======== GIVEN RECORDS ========

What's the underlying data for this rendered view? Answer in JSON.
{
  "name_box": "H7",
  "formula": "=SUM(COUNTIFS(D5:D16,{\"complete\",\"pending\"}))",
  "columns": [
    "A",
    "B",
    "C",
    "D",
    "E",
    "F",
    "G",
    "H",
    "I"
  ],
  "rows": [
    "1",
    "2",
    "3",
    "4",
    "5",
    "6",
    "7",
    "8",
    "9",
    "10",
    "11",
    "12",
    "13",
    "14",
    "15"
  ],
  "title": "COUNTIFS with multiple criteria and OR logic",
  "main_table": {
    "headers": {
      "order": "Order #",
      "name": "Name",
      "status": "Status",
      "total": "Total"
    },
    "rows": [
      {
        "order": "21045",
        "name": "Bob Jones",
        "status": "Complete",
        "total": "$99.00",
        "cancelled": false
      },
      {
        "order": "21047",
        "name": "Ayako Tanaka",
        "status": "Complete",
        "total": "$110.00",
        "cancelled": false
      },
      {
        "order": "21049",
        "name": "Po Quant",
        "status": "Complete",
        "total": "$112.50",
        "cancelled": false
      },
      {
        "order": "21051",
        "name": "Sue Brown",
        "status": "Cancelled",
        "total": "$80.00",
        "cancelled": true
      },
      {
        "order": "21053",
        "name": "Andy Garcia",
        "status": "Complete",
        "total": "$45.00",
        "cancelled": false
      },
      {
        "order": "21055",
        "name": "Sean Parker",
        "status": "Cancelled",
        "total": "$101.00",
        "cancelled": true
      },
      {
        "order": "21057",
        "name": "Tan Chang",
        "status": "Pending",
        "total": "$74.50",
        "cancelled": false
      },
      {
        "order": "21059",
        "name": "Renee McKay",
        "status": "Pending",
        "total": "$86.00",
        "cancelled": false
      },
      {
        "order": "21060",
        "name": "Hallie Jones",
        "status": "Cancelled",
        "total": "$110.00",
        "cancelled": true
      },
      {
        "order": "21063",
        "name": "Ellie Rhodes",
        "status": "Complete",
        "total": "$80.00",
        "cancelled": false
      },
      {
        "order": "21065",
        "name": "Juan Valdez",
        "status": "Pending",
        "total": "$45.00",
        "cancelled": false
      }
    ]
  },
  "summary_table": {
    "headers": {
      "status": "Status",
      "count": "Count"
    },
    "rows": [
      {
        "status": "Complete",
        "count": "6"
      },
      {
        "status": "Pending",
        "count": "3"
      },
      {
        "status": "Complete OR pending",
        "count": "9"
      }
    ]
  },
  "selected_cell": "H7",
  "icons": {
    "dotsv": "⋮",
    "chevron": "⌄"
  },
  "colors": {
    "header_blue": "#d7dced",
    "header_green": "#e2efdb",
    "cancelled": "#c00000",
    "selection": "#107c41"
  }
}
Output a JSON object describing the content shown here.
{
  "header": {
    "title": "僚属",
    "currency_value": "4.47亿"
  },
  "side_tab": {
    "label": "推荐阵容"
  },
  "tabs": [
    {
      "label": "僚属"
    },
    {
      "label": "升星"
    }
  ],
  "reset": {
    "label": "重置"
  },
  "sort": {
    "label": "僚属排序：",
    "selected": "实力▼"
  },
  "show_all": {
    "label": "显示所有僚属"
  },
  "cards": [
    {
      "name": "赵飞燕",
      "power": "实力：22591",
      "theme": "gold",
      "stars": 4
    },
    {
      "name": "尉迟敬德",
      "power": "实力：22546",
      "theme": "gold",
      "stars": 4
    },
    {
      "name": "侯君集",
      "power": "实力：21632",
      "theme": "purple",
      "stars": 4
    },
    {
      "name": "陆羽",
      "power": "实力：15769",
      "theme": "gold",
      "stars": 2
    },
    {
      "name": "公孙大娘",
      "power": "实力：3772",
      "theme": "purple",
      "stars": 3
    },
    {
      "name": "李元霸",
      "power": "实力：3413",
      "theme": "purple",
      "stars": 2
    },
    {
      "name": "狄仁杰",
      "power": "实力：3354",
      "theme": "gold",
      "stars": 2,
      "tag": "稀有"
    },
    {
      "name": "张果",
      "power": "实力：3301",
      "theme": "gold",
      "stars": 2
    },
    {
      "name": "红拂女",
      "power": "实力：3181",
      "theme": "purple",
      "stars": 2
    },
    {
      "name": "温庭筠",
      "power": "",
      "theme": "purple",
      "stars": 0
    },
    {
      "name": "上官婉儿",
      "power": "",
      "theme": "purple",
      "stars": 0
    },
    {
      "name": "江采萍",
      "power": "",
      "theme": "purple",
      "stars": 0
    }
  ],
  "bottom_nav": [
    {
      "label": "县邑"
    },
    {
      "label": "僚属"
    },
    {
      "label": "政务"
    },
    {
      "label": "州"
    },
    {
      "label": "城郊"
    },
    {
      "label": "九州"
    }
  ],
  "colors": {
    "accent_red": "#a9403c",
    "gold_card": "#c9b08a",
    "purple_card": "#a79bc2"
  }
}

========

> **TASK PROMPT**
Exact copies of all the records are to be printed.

> **RESULT OF THIS EXERCISE**
What's the underlying data for this rendered view? Answer in JSON.
{
  "name_box": "H7",
  "formula": "=SUM(COUNTIFS(D5:D16,{\"complete\",\"pending\"}))",
  "columns": [
    "A",
    "B",
    "C",
    "D",
    "E",
    "F",
    "G",
    "H",
    "I"
  ],
  "rows": [
    "1",
    "2",
    "3",
    "4",
    "5",
    "6",
    "7",
    "8",
    "9",
    "10",
    "11",
    "12",
    "13",
    "14",
    "15"
  ],
  "title": "COUNTIFS with multiple criteria and OR logic",
  "main_table": {
    "headers": {
      "order": "Order #",
      "name": "Name",
      "status": "Status",
      "total": "Total"
    },
    "rows": [
      {
        "order": "21045",
        "name": "Bob Jones",
        "status": "Complete",
        "total": "$99.00",
        "cancelled": false
      },
      {
        "order": "21047",
        "name": "Ayako Tanaka",
        "status": "Complete",
        "total": "$110.00",
        "cancelled": false
      },
      {
        "order": "21049",
        "name": "Po Quant",
        "status": "Complete",
        "total": "$112.50",
        "cancelled": false
      },
      {
        "order": "21051",
        "name": "Sue Brown",
        "status": "Cancelled",
        "total": "$80.00",
        "cancelled": true
      },
      {
        "order": "21053",
        "name": "Andy Garcia",
        "status": "Complete",
        "total": "$45.00",
        "cancelled": false
      },
      {
        "order": "21055",
        "name": "Sean Parker",
        "status": "Cancelled",
        "total": "$101.00",
        "cancelled": true
      },
      {
        "order": "21057",
        "name": "Tan Chang",
        "status": "Pending",
        "total": "$74.50",
        "cancelled": false
      },
      {
        "order": "21059",
        "name": "Renee McKay",
        "status": "Pending",
        "total": "$86.00",
        "cancelled": false
      },
      {
        "order": "21060",
        "name": "Hallie Jones",
        "status": "Cancelled",
        "total": "$110.00",
        "cancelled": true
      },
      {
        "order": "21063",
        "name": "Ellie Rhodes",
        "status": "Complete",
        "total": "$80.00",
        "cancelled": false
      },
      {
        "order": "21065",
        "name": "Juan Valdez",
        "status": "Pending",
        "total": "$45.00",
        "cancelled": false
      }
    ]
  },
  "summary_table": {
    "headers": {
      "status": "Status",
      "count": "Count"
    },
    "rows": [
      {
        "status": "Complete",
        "count": "6"
      },
      {
        "status": "Pending",
        "count": "3"
      },
      {
        "status": "Complete OR pending",
        "count": "9"
      }
    ]
  },
  "selected_cell": "H7",
  "icons": {
    "dotsv": "⋮",
    "chevron": "⌄"
  },
  "colors": {
    "header_blue": "#d7dced",
    "header_green": "#e2efdb",
    "cancelled": "#c00000",
    "selection": "#107c41"
  }
}
Output a JSON object describing the content shown here.
{
  "header": {
    "title": "僚属",
    "currency_value": "4.47亿"
  },
  "side_tab": {
    "label": "推荐阵容"
  },
  "tabs": [
    {
      "label": "僚属"
    },
    {
      "label": "升星"
    }
  ],
  "reset": {
    "label": "重置"
  },
  "sort": {
    "label": "僚属排序：",
    "selected": "实力▼"
  },
  "show_all": {
    "label": "显示所有僚属"
  },
  "cards": [
    {
      "name": "赵飞燕",
      "power": "实力：22591",
      "theme": "gold",
      "stars": 4
    },
    {
      "name": "尉迟敬德",
      "power": "实力：22546",
      "theme": "gold",
      "stars": 4
    },
    {
      "name": "侯君集",
      "power": "实力：21632",
      "theme": "purple",
      "stars": 4
    },
    {
      "name": "陆羽",
      "power": "实力：15769",
      "theme": "gold",
      "stars": 2
    },
    {
      "name": "公孙大娘",
      "power": "实力：3772",
      "theme": "purple",
      "stars": 3
    },
    {
      "name": "李元霸",
      "power": "实力：3413",
      "theme": "purple",
      "stars": 2
    },
    {
      "name": "狄仁杰",
      "power": "实力：3354",
      "theme": "gold",
      "stars": 2,
      "tag": "稀有"
    },
    {
      "name": "张果",
      "power": "实力：3301",
      "theme": "gold",
      "stars": 2
    },
    {
      "name": "红拂女",
      "power": "实力：3181",
      "theme": "purple",
      "stars": 2
    },
    {
      "name": "温庭筠",
      "power": "",
      "theme": "purple",
      "stars": 0
    },
    {
      "name": "上官婉儿",
      "power": "",
      "theme": "purple",
      "stars": 0
    },
    {
      "name": "江采萍",
      "power": "",
      "theme": "purple",
      "stars": 0
    }
  ],
  "bottom_nav": [
    {
      "label": "县邑"
    },
    {
      "label": "僚属"
    },
    {
      "label": "政务"
    },
    {
      "label": "州"
    },
    {
      "label": "城郊"
    },
    {
      "label": "九州"
    }
  ],
  "colors": {
    "accent_red": "#a9403c",
    "gold_card": "#c9b08a",
    "purple_card": "#a79bc2"
  }
}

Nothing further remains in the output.